The Supreme Court on Tuesday dismissed a plea by Tamil Nadu government challenging the Madras High Court order, which allowed Rashtriya Swayamsevak Sangh (RSS) to conduct a route march across the state.
A bench headed Justice V. Ramasubramanian said the appeal is dismissed. During the hearing, RSS had contended that if its march is being attacked by a terrorist organisation in Tamil Nadu, then the state government has to protect it.
Senior advocate Mukul Rohatgi, representing the Tamil Nadu government, had submitted before the court that “We are not totally opposed to having route marches and public meetings across the state, but it cannot be in every street, every mohallaa.”.
Rohatgi argued that RSS cannot seek a carte blanche in conducting the marches and added that the high court had agreed that the situation of security in the state offered a mixed bag. He stressed that the state government cannot shut its eyes to law-and-order concerns.
The bench had orally observed that a balance should be struck between the language of power and the language of democracy. Senior advocate Mahesh Jethmalani, representing the RSS, submitted that the state government cannot stop an organisation from holding peaceful marches by citing apprehensions in connection with a banned outfit.

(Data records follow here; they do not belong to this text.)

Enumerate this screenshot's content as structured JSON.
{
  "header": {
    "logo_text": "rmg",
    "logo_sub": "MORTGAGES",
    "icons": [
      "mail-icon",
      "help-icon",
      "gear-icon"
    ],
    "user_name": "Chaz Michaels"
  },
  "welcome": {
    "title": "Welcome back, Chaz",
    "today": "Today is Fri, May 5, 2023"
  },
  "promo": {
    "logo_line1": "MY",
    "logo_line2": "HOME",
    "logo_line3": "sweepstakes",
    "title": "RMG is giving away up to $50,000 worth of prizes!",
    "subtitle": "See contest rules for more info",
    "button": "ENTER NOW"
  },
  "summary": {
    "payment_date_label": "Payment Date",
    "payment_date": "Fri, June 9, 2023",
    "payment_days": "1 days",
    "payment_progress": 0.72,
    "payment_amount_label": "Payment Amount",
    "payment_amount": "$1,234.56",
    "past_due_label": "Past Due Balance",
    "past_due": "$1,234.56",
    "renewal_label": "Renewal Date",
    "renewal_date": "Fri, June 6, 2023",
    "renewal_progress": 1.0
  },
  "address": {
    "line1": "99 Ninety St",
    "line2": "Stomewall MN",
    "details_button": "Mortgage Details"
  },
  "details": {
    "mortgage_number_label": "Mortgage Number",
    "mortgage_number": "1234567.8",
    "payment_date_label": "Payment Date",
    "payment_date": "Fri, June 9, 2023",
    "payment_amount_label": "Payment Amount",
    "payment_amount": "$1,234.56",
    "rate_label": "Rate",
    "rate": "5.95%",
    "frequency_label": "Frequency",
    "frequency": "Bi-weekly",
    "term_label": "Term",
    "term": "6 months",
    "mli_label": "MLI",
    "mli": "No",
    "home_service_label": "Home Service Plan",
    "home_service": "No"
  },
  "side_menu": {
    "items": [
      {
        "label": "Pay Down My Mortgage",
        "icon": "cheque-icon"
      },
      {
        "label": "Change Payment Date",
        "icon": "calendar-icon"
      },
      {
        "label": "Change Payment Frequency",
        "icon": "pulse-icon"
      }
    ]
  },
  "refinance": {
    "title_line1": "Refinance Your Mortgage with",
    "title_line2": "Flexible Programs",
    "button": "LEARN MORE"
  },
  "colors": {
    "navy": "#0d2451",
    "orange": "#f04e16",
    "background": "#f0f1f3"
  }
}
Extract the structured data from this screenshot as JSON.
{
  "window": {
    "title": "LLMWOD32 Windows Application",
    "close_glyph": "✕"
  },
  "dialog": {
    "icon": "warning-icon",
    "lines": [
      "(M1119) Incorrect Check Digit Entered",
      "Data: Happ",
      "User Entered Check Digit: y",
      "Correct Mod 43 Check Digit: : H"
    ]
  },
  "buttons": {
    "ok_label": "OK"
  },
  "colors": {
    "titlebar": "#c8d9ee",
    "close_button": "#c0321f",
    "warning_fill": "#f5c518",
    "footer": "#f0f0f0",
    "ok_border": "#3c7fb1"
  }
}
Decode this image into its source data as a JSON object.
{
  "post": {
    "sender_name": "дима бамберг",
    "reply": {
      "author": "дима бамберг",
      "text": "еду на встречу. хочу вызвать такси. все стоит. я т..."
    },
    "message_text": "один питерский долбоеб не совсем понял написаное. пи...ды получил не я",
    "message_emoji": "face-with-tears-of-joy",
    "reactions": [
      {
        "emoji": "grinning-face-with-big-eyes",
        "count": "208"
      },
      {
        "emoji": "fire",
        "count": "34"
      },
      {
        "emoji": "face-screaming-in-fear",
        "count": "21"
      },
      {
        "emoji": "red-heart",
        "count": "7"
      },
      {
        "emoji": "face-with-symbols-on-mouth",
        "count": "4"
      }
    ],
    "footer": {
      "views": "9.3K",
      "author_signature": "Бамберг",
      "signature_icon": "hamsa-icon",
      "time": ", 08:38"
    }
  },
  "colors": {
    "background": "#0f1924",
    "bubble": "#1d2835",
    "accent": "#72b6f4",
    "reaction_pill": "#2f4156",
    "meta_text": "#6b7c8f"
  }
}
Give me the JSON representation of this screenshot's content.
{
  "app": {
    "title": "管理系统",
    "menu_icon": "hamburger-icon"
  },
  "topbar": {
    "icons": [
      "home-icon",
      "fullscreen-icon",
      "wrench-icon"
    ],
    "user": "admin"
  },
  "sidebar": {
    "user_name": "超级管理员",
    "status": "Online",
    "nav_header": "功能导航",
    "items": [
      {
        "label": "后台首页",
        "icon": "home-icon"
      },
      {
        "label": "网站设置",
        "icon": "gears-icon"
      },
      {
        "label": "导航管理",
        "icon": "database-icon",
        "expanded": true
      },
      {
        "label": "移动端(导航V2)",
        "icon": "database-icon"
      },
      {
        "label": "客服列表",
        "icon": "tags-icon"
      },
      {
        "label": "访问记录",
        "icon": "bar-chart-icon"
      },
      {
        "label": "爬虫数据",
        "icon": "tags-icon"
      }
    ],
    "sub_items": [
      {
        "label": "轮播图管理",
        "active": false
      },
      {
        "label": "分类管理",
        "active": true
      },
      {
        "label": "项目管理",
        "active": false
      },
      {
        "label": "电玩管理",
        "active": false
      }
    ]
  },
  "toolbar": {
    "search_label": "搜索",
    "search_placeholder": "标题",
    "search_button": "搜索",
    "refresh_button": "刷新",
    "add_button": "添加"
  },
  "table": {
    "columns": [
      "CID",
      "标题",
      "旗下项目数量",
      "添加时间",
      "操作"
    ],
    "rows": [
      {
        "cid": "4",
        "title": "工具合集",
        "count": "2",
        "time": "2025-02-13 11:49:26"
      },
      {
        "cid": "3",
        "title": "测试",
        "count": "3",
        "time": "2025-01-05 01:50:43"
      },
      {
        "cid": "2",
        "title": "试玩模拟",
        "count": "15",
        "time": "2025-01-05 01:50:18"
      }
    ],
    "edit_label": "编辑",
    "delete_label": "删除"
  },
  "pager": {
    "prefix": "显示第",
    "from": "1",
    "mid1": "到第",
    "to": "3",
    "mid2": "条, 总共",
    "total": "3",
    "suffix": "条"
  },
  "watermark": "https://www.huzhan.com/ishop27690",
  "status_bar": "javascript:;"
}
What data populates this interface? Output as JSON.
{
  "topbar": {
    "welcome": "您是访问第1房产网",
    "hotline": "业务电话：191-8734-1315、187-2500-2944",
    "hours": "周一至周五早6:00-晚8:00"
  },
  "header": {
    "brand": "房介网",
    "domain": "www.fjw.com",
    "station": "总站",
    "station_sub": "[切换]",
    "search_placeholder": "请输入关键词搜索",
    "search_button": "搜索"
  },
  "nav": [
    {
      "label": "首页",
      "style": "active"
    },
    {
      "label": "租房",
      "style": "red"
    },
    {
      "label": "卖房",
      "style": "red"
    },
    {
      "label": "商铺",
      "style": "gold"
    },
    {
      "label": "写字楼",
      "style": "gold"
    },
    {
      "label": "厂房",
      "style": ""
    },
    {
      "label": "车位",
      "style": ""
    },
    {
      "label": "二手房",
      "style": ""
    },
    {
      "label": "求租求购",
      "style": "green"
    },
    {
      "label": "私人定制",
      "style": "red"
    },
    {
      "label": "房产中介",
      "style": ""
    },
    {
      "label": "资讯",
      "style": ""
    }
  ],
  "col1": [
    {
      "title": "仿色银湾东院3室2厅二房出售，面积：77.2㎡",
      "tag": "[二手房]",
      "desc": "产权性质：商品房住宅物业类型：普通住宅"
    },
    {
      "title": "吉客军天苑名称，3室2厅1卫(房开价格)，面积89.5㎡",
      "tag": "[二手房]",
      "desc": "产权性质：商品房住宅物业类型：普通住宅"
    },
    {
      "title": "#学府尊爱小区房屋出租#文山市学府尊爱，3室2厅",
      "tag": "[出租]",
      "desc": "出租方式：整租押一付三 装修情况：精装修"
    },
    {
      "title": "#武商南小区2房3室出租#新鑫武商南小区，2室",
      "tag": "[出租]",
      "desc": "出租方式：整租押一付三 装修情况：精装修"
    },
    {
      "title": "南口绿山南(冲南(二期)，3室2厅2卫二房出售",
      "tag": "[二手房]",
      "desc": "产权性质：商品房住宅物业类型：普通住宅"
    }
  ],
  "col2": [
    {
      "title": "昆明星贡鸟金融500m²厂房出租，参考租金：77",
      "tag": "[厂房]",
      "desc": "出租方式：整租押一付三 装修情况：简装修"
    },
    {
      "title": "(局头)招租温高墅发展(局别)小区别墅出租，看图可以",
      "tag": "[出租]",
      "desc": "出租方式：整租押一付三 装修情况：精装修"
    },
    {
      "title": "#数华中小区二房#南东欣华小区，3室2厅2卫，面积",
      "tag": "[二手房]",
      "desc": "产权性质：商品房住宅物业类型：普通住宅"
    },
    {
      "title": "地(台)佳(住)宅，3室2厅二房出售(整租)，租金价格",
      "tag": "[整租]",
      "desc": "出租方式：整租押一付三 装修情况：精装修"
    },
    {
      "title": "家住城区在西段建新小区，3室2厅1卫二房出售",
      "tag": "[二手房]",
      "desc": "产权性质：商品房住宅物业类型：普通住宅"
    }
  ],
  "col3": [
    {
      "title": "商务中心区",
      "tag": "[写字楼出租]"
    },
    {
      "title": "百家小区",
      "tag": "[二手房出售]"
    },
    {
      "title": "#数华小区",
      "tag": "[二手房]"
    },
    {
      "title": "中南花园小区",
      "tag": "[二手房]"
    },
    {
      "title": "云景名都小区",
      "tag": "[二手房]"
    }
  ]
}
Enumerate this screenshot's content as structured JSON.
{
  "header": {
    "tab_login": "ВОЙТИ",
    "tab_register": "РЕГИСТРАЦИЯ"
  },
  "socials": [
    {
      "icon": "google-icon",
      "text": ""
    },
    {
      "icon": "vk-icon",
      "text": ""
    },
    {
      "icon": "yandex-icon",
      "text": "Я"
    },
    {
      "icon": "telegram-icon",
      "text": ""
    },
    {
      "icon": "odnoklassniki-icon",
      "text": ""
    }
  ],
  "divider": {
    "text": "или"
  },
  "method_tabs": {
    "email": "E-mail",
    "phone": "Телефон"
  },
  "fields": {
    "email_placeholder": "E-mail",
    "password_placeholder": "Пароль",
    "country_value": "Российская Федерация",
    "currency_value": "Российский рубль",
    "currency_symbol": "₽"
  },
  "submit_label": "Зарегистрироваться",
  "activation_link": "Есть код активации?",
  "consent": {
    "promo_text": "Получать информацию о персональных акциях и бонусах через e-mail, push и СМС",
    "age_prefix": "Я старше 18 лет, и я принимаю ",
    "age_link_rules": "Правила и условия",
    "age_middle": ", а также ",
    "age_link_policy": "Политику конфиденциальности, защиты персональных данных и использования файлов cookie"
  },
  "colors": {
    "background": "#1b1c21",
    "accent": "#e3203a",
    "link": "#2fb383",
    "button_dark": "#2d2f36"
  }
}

Jethmalani further added that they are unable to control a terrorist organisation there and that is why they want to ban the march, and after the PFI ban there have been no incidents. He had submitted, “what is your apprehension?……If I am being attacked by a terrorist organisation then the state has to protect me.” Jethmalani informed the bench that they are not going to do anything till March 11 or March 12, while insisting that the government cannot ban the march.
He said RSS cannot be singled out against the backdrop that marches have been held by Dalit Panthers and the ruling DMK party, and pressed that state cannot abdicate its responsibilities.
The state government said it would in the meanwhile, communicate with the other inputs it had received about threats and suggest routes for the marches. “We will work it out,” said Rohatgi.
The state government had contended that it was not pressing for an absolute ban on the marches, rather only highlighting the issue of security to participants in certain sensitive areas, which has a presence of the banned Popular Front of India (PFI), which have witnessed bomb blasts in the past. Detailed order of the apex court in the matter will be uploaded later in the day.
On March 1, the Supreme Court agreed to examine the Tamil Nadu government plea challenging the Madras High Court order, which allowed Rashtriya Swayamsevak Sangh (RSS) to conduct a route march across the state.
(The story has been published via a syndicated feed.)